It’s possible to eat healthy without breaking the bank, a study says.
For a family of four, buying a basket of food while shopping at a bulk or discount market averaged out at $25 a day, according to a study published March in the Journal of Nutrition Education and Behavior. That number was compared to $35 in specialty grocery stores.
“This study determined the likelihood that families living in low-income households could create meals that meet the USDA dietary guidelines presented in MyPlate nutrition education materials,” Karen M. Jetter, a researcher at University of California at Davis and study lead author, said in a news release. “In addition to food cost, the other factors considered were access to stores, time for meal preparation, and whether the menus included culturally appropriate foods.”
Researchers worked with Mechoopda Indian Tribe of Chico Rancheria in California, where 88 percent of households have incomes below $35,000, to create menus of food to feed a mother, father and children ages 7 and 10.
The menus offered a variety of food, didn’t have processed foods, were affordable and didn’t require always require cooking to prepare. Each menu also had manageable portions of food without high fat or salt content.

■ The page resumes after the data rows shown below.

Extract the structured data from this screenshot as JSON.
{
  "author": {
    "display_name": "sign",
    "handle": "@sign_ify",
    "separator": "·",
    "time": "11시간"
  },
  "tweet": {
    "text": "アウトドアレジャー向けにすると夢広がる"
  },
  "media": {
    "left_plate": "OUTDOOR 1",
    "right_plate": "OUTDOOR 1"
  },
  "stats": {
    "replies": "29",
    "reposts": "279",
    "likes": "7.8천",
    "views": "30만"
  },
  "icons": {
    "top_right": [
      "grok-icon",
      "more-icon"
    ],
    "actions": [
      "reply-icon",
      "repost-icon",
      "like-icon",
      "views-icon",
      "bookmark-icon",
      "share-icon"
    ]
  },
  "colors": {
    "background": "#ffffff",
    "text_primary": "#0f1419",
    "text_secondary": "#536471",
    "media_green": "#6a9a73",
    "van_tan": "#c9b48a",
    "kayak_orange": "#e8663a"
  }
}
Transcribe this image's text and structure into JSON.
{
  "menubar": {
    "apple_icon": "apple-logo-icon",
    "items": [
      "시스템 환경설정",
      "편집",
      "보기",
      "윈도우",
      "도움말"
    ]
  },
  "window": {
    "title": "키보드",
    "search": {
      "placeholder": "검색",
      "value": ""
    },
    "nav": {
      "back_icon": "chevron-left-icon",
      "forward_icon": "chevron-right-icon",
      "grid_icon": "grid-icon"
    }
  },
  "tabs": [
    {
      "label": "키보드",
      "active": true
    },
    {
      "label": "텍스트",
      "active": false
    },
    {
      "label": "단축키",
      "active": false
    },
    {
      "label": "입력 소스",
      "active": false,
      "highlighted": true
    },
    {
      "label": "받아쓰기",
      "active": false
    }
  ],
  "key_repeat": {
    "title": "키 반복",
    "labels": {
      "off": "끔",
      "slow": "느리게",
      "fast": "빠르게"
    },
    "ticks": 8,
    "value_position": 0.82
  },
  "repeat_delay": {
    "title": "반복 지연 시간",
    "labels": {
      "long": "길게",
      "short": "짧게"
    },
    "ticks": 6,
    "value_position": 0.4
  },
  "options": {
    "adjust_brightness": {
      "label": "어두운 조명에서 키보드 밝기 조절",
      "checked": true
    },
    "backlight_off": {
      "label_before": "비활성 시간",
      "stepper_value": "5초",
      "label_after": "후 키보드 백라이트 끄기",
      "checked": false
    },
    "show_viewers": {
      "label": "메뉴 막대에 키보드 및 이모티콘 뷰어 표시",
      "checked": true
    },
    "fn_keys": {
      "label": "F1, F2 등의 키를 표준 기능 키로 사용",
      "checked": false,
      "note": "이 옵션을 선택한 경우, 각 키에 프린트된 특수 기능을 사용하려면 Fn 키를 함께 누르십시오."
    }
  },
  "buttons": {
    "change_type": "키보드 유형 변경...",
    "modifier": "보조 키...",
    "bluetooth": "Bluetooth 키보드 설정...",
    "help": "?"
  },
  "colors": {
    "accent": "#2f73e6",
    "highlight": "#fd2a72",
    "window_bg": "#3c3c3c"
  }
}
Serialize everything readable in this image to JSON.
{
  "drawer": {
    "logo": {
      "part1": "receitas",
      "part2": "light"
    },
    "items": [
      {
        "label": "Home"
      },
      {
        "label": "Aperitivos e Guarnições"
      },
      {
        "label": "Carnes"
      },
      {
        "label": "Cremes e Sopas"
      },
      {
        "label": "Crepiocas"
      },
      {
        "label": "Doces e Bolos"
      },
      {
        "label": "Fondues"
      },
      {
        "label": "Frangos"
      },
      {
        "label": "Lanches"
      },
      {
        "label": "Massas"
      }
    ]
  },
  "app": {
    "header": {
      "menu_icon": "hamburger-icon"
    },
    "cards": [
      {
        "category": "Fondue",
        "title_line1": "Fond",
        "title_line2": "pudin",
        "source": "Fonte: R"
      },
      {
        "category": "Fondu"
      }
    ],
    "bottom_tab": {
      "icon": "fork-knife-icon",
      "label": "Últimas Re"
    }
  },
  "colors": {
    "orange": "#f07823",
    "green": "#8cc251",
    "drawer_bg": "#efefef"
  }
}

This was a two-week menu, however, and the meals didn’t always meet the daily requirements for nutrition, researchers cautioned.
The researchers visited 13 grocery stores within a 10-minute car ride of most community members to figure out the cost of food. While bulk and general grocery stores had the biggest selections for a two-week menu, the specialty and discount markets lacked 52 of basic necessities for the menu.
According to the U.S. Census, close to 40 million people live in poverty. That’s also the same number of people who live in households experiencing food insecurity, the USDA reports.
“This research demonstrates that menus that meet USDA guidelines can be purchased by a family of four when shopping at a bulk supermarket, but any reduction in SNAP benefits or increase in food costs would make it difficult for these economically vulnerable families to maintain a healthy lifestyle,” Jetter said.